Marketed as much more a seriously dramatic thriller, Nightcrawler is surprisingly a satire, which is mostly successful, but poses some issues when it comes to characterisation. As a result of his approach, where there is no hints of traditional depth but instead balls-to-the-wall cartoonifying, the characters, in some scenes, feel as though their full dramatic potential has not been explored. The caricatures that Gilroy creates are sometimes beneficial in the narrative, as they effectively convey the detachment from reality that they feel, subsisting solely on ratings and money, but other times feel shallow and underwhelming. The performances from Gyllenhaal and Russo are equally exceptional. Lou is a product of two things – the internet and the economy. Skeletal and unhinged, Lou is merely a shell, a whole made up of too many YouTube videos and ‘Business for Dummies’ books that shatter when put under pressure, and Gyllenhaal makes him as terrifying as he should be, pulling out all his tics. As Nina, Russo is sure to go down as one of the most overlooked performances of the year, playing a character that is both the venomous snake and, unbeknownst to her, the mouse being eaten by the snake with an electric verve and ferocity.
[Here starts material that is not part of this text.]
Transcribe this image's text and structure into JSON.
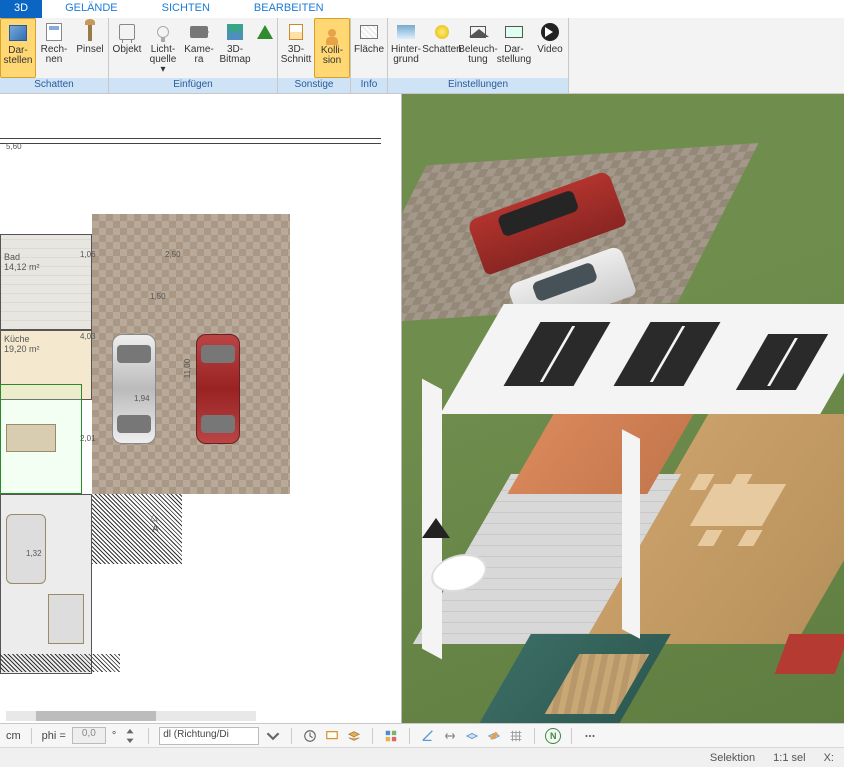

Lensed by Robert Elswit (frequent Paul Thomas Anderson collaborator) in cold light, metal, and the smell of burning rubber, Nightcrawler, a distinctly 1970s-feeling, heart-pounding film that, while missing opportunities in terms of characterisation and pacing, is well executed and sure to provide more food-for-thought in years to come. On reflection, Gilroy’s exploration of life in the time of disintegrating stable employment and an instant access world gives rise to a question – where does the onus lie? Is it the people capturing the footage, or the ones buying it, begging for more? Not passing judgement on his subject, that is up to you, the resourceful, connected people of the 21st century, to decide.